→ **Exercise material**:
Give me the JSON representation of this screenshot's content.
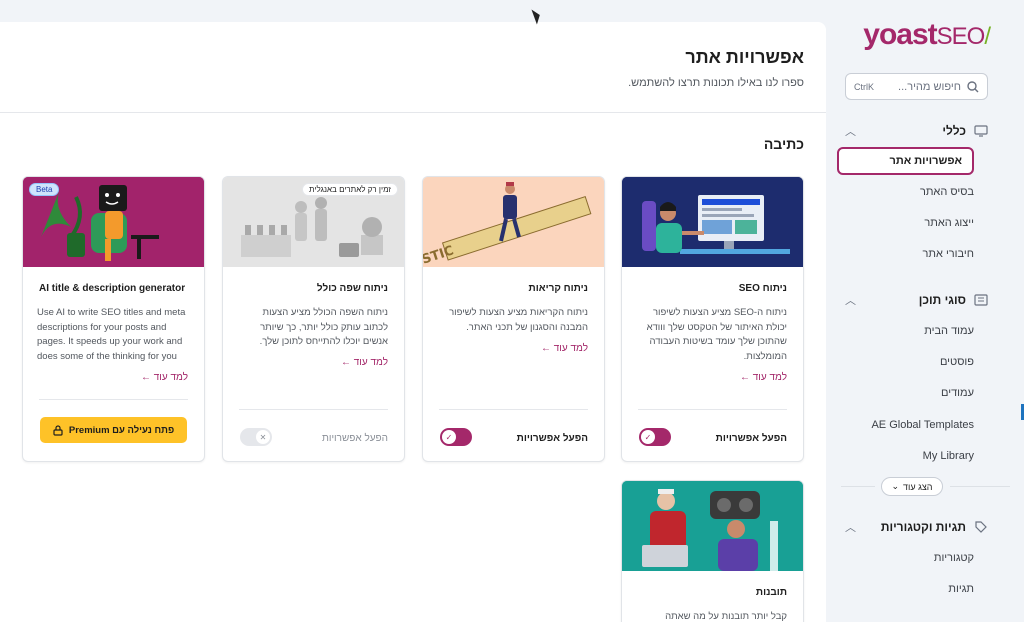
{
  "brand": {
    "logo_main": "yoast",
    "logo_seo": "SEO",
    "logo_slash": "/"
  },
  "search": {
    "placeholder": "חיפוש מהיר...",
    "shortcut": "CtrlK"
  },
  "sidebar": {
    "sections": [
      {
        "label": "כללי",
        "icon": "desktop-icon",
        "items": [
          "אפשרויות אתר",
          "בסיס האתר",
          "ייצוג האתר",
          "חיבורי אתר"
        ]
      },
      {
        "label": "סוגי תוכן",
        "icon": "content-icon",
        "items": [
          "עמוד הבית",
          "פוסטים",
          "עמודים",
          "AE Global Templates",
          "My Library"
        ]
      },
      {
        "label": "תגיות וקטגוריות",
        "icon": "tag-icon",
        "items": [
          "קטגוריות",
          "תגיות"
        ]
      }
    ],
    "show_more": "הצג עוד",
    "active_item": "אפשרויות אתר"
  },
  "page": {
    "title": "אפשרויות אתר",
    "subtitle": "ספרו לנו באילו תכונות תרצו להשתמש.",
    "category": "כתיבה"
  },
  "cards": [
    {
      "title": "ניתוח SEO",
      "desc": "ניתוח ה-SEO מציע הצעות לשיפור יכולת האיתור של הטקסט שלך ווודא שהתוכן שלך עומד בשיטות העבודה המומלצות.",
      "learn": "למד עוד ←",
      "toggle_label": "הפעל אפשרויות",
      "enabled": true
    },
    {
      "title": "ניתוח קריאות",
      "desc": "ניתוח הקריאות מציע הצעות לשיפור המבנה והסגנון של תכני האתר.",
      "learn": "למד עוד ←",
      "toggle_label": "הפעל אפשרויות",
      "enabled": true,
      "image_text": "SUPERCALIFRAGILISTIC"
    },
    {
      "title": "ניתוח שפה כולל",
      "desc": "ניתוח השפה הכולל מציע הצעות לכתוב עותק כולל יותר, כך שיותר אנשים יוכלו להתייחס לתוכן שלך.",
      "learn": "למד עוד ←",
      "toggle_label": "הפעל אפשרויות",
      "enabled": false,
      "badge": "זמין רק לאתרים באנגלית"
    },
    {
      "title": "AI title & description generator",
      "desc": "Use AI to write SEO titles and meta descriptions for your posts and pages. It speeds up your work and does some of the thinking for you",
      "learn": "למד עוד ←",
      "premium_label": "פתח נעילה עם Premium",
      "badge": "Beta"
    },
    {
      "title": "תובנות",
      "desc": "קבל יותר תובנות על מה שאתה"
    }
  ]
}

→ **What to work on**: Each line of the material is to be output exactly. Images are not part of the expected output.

→ **Solution below**:
Give me the JSON representation of this screenshot's content.
{
  "brand": {
    "logo_main": "yoast",
    "logo_seo": "SEO",
    "logo_slash": "/"
  },
  "search": {
    "placeholder": "חיפוש מהיר...",
    "shortcut": "CtrlK"
  },
  "sidebar": {
    "sections": [
      {
        "label": "כללי",
        "icon": "desktop-icon",
        "items": [
          "אפשרויות אתר",
          "בסיס האתר",
          "ייצוג האתר",
          "חיבורי אתר"
        ]
      },
      {
        "label": "סוגי תוכן",
        "icon": "content-icon",
        "items": [
          "עמוד הבית",
          "פוסטים",
          "עמודים",
          "AE Global Templates",
          "My Library"
        ]
      },
      {
        "label": "תגיות וקטגוריות",
        "icon": "tag-icon",
        "items": [
          "קטגוריות",
          "תגיות"
        ]
      }
    ],
    "show_more": "הצג עוד",
    "active_item": "אפשרויות אתר"
  },
  "page": {
    "title": "אפשרויות אתר",
    "subtitle": "ספרו לנו באילו תכונות תרצו להשתמש.",
    "category": "כתיבה"
  },
  "cards": [
    {
      "title": "ניתוח SEO",
      "desc": "ניתוח ה-SEO מציע הצעות לשיפור יכולת האיתור של הטקסט שלך ווודא שהתוכן שלך עומד בשיטות העבודה המומלצות.",
      "learn": "למד עוד ←",
      "toggle_label": "הפעל אפשרויות",
      "enabled": true
    },
    {
      "title": "ניתוח קריאות",
      "desc": "ניתוח הקריאות מציע הצעות לשיפור המבנה והסגנון של תכני האתר.",
      "learn": "למד עוד ←",
      "toggle_label": "הפעל אפשרויות",
      "enabled": true,
      "image_text": "SUPERCALIFRAGILISTIC"
    },
    {
      "title": "ניתוח שפה כולל",
      "desc": "ניתוח השפה הכולל מציע הצעות לכתוב עותק כולל יותר, כך שיותר אנשים יוכלו להתייחס לתוכן שלך.",
      "learn": "למד עוד ←",
      "toggle_label": "הפעל אפשרויות",
      "enabled": false,
      "badge": "זמין רק לאתרים באנגלית"
    },
    {
      "title": "AI title & description generator",
      "desc": "Use AI to write SEO titles and meta descriptions for your posts and pages. It speeds up your work and does some of the thinking for you",
      "learn": "למד עוד ←",
      "premium_label": "פתח נעילה עם Premium",
      "badge": "Beta"
    },
    {
      "title": "תובנות",
      "desc": "קבל יותר תובנות על מה שאתה"
    }
  ]
}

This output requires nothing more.